(What to work on):
Answer with one number only: how many lines in this material contain the word "icon"?

(Input records):
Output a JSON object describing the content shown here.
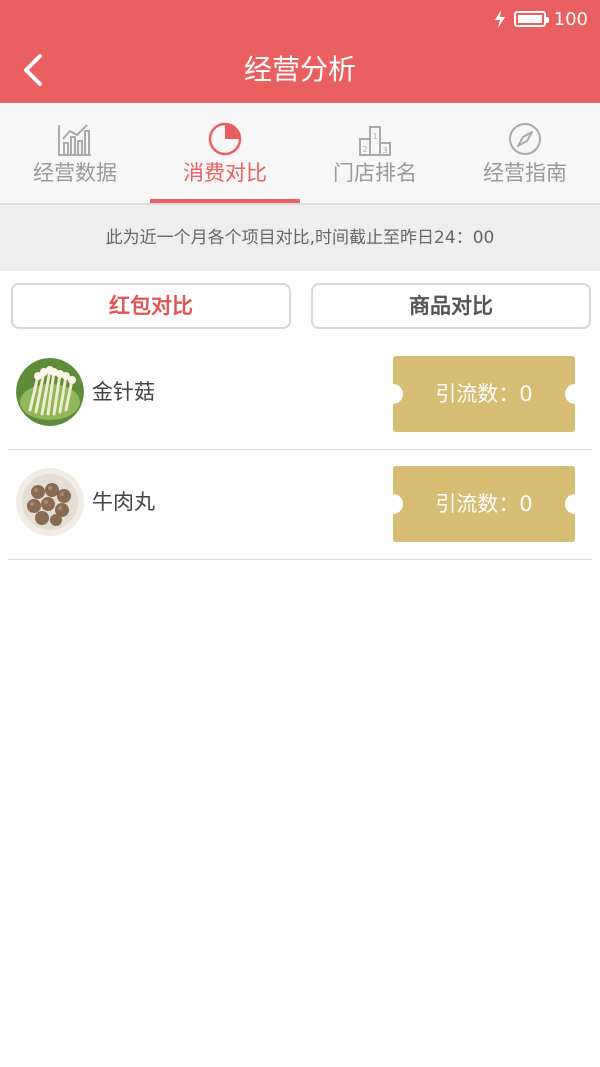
{
  "status": {
    "battery": "100"
  },
  "header": {
    "title": "经营分析"
  },
  "tabs": [
    {
      "label": "经营数据",
      "icon": "bar-chart-icon"
    },
    {
      "label": "消费对比",
      "icon": "pie-chart-icon",
      "active": true
    },
    {
      "label": "门店排名",
      "icon": "podium-icon"
    },
    {
      "label": "经营指南",
      "icon": "compass-icon"
    }
  ],
  "notice": "此为近一个月各个项目对比,时间截止至昨日24：00",
  "buttons": {
    "red_packet": "红包对比",
    "goods": "商品对比"
  },
  "items": [
    {
      "name": "金针菇",
      "badge": "引流数：0",
      "icon": "enoki-mushroom-image"
    },
    {
      "name": "牛肉丸",
      "badge": "引流数：0",
      "icon": "beef-ball-image"
    }
  ],
  "colors": {
    "primary": "#ea5f60",
    "ticket": "#d7bc73"
  }
}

(Reply):
6